Spain's health authorities have recorded a spike in the seven-day incidence rate of new coronavirus cases per 100,000 people to 1,348, despite the fact that many people in the country are vaccinated against Covid-19.
The Health Ministry announced 372,000 new cases along with the new record on Monday evening, up from the last time data was provided on Thursday, when the seven-day incidence rate stood at 1,086.
Spain's case numbers fell to their lowest point last year in October, when the seven-day incidence rate dropped to 18.
Despite the higher numbers, the situation in hospitals is under control, according to the health authorities, who attributed this to the higher vaccination rate that meant many patients only had mild symptoms.
Covid-19 patients are receiving medical care in some 10% of all of the nation's hospital beds and 21% of the intensive care beds in Spain. These figures are gradually rising. "Only a very few of people who are infected need to go into intensive care," Presidential Minister Felix Bolanos said on Tuesday.

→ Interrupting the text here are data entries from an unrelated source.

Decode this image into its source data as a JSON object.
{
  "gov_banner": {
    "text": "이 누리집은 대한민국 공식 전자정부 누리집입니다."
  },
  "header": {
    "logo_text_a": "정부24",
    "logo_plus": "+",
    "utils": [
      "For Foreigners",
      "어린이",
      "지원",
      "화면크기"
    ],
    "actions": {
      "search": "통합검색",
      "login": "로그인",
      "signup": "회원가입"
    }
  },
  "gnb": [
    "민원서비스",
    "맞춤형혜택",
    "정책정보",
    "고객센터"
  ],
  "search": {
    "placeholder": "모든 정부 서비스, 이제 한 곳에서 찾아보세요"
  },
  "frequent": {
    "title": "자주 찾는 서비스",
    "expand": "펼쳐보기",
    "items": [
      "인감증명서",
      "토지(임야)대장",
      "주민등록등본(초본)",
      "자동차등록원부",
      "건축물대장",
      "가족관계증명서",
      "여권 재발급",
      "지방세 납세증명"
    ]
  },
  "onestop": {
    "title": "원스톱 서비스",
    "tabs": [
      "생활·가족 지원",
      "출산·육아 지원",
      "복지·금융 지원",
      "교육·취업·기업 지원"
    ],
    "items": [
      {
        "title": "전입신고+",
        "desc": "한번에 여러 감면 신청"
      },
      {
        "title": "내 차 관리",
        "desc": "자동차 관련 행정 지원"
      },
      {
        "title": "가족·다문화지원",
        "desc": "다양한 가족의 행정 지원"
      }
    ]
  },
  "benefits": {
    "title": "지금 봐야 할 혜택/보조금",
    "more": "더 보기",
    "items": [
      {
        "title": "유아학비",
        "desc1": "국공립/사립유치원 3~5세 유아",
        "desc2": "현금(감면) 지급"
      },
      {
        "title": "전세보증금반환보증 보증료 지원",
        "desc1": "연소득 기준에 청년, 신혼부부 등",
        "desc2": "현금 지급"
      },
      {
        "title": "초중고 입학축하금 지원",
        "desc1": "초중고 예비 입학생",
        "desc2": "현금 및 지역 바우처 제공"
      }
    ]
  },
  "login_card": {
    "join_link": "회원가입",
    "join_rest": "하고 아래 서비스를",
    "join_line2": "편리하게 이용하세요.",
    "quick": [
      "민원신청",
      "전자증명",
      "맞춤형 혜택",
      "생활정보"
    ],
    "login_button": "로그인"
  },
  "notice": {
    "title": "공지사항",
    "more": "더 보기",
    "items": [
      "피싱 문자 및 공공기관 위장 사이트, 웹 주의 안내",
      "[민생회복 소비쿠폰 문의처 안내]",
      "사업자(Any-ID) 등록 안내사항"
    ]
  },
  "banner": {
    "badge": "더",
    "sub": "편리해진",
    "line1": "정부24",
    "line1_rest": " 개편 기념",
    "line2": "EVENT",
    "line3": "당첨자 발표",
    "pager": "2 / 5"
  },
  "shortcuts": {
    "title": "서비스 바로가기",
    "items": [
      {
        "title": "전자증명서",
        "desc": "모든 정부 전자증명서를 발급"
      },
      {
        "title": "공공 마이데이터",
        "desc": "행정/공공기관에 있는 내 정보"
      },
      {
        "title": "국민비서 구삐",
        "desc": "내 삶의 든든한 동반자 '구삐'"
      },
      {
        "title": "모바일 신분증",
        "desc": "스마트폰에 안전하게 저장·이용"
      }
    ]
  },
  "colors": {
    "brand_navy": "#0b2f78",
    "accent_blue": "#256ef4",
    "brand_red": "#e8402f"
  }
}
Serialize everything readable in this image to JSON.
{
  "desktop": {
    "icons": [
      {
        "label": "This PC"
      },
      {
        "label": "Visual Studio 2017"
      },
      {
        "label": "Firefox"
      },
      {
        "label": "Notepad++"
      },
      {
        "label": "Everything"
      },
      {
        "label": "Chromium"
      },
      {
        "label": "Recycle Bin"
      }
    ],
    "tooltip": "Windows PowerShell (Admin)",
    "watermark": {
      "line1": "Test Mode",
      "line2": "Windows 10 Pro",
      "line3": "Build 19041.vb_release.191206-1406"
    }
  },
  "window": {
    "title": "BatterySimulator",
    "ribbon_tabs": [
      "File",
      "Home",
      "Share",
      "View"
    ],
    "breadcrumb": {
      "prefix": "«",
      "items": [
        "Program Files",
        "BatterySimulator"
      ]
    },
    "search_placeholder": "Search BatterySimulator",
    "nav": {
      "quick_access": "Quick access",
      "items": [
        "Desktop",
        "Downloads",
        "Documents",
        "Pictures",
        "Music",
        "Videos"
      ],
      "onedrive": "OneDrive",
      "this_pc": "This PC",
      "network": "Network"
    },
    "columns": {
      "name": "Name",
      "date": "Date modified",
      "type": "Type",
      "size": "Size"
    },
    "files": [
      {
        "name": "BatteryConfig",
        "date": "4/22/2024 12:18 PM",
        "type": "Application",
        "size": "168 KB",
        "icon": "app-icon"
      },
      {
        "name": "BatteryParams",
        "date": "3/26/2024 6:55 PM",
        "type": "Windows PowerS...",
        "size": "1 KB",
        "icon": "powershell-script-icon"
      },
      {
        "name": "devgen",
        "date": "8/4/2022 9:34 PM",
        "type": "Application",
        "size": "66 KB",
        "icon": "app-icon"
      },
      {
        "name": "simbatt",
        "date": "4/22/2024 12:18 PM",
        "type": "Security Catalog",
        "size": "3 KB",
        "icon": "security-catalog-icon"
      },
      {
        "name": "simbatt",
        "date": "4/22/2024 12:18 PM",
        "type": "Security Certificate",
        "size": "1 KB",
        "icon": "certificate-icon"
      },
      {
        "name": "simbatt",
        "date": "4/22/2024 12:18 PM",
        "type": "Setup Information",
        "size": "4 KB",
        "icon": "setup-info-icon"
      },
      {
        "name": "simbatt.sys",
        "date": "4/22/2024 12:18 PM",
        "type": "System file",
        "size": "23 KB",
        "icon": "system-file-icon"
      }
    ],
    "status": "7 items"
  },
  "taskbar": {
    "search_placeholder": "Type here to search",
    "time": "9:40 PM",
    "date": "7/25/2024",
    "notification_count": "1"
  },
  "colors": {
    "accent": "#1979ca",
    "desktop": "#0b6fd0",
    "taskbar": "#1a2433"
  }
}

Compulsory use of masks
To curb the spread of the virus, Spain made masks compulsory outdoors again nationwide in late December.
There are also curfews or night restrictions in some areas, or requirements that people are vaccinated, recovered or have tested negative for the virus to access certain services. In other areas, including Madrid, very few restrictions are in place.
Meanwhile, more than 90% of people older than the age of 12 have had two vaccinations, and a third of children aged between 5 and 12 have had a first shot.